As the nights grow longer and temperatures get lower, Como goes through another of its periodical metamorphoses – producing a set of seasonal December delights.
What better way can there be of exploiting the increased hours of winter darkness than by staging spectacular light shows? The 8208 Lighting Design Festival (see images in our Photo Gallery) has just been an artistic aperitif to sharpen the appetite for the so-called Città dei Balocchi’s lighting extravaganza across the city’s main piazzas and monuments which started last Saturday. Why not also while away the dark hours immersed in the latest ‘noir’ crime fiction and finally, celebrate the opening of a modern, well-conceived and engrossing museum in the Art Nouveau masterpiece in Cernobbio by visiting the Villa Bernasconi.
The switching on of the lights has become the symbolic start of the Christmas holiday season with Como going all out to attract as many visitors and shoppers to its streets. The Città dei Balocchi, now into its 24th year and sponsored primarily by local business, encompasses not just the light shows but also the Christmas market in Piazza Cavour at the heart of which is the outdoor ice rink, the vintage merry-go-round in Piazza Volta and the Ferris wheel in the lake gardens and much else.
In fact a full range of Christmas activities comes under the ‘Città dei Balocchi’ umbrella. Details of all events are available on their dedicated website in Italian only or also on the Comune’s newsletter available also in English.
Another major seasonal attraction, hopefully on course to also becoming a tradition, is the Noir in Festival event. This celebration of crime and detective fiction moved from Courmayeur last year. It is actually held over two centres with all events between 4th and 6th December held in Milan and those from 7th to 10th December held in Como. This is a must for all lovers of ‘noir’ crime fiction.
All events in the festival are free, consisting of film screenings and discussions with a variety of authors. Those films shown in Como are mainly international in original language with Italian subtitles. The live authors are mainly Italian. Como is also the location for the presentation of the prestigious Raymond Chandler Award which goes this year to the Canadian writer, Margaret Atwood.
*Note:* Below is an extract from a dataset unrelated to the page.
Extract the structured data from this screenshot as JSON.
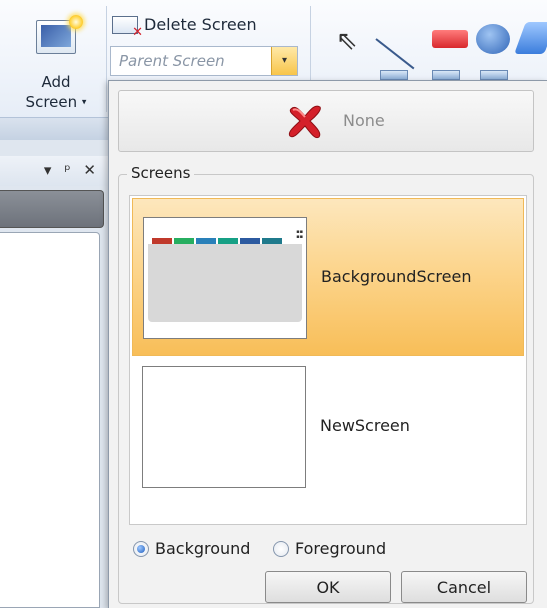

The auditorium of the Teatro Sociale is the location for the film screenings and the award ceremony whilst the meetings with authors are held in the elegant Sala Bianca on the theatre’s first floor. The film screenings at the Teatro Sociale are listed in our calendar whilst details of these and all other events are available from the Festival’s website which is available in English.
Finally, it’s great to hear of a new museum opening in Como – or at least in nearby Cernobbio. The Villa Bernasconi, a Liberty-style masterpiece built for the owner of what was the largest textile mill in Italy (see Como Silk) has been renovated internally and now opens its doors to the public as a rather unique form of museum.
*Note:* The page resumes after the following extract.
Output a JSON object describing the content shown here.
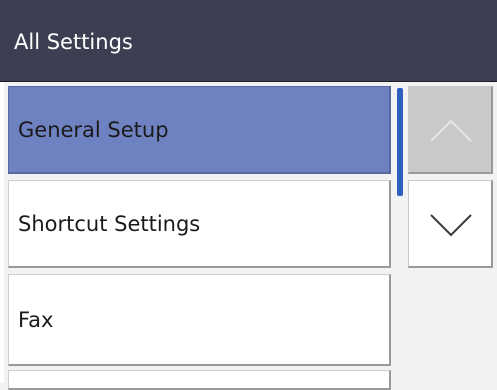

There are so many good reasons to visit this new museum. Here are some of them: 1) The Building – is a masterpiece of art nouveau design and craftsmanship. The interior has been restored to show the marvelous work in stucco, wrought iron, stained glass and fresco.
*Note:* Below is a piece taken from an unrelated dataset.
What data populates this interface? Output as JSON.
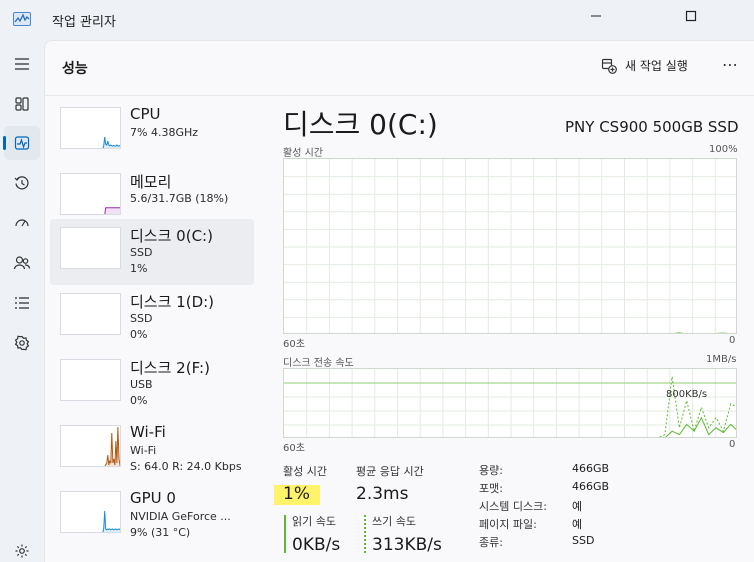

2) The Story – Davide Bernasconi, the factory owner who commissioned the villa, developed the largest textile mill in Italy and his company was one of the main silk producers in the Como area. The museum provides a lot of information about the silk industry bringing it alive through the reproduction of personal testimonies. It acts as a true compliment to Como’s Silk Museum in that the Villa Bernasconi illustrates the actual lives of both the factory owners and their workers. 3) The Methods – the museum has used some effective multi-media and interactive ways of conveying its story making the the content very accessible to all including English speakers since most of the material presented (orally and visually) is in two languages. I can heartily recommend a visit to the Villa for anyone interested in art, architecture, or the history of the local silk industry.
The museum is open from Monday to Friday from 15.00 to 18.00, and from 10.00-18.00 at the weekends. Entrance costs €8 or €5 for those over 65. Those under 14 or over 75 enter free. More information is available from their website.